[Task brief] Pick out every line in the data below that holds "Alarm".

[Provided records]
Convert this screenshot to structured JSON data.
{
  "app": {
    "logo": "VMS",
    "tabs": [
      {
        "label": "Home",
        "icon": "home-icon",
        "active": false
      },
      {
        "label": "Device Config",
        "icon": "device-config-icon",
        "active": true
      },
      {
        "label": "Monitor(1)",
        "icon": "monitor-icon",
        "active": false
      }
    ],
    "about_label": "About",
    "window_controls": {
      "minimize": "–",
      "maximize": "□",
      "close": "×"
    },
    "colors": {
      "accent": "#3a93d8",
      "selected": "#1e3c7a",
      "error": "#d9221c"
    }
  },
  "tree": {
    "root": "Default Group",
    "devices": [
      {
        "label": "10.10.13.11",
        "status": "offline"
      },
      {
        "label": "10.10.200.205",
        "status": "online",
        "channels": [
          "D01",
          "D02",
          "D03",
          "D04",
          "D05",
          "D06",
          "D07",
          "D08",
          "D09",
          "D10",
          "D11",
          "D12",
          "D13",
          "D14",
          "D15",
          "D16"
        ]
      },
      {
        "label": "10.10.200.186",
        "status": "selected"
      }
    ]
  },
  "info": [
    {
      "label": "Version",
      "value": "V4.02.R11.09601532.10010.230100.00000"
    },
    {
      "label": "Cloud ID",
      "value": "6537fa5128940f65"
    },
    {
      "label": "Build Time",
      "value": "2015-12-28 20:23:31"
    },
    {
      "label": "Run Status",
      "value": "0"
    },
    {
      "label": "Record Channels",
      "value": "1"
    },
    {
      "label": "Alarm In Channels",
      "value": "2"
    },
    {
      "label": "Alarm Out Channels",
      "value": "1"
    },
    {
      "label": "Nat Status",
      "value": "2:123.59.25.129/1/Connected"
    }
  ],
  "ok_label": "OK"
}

[Result]
      "label": "Alarm In Channels",
      "label": "Alarm Out Channels",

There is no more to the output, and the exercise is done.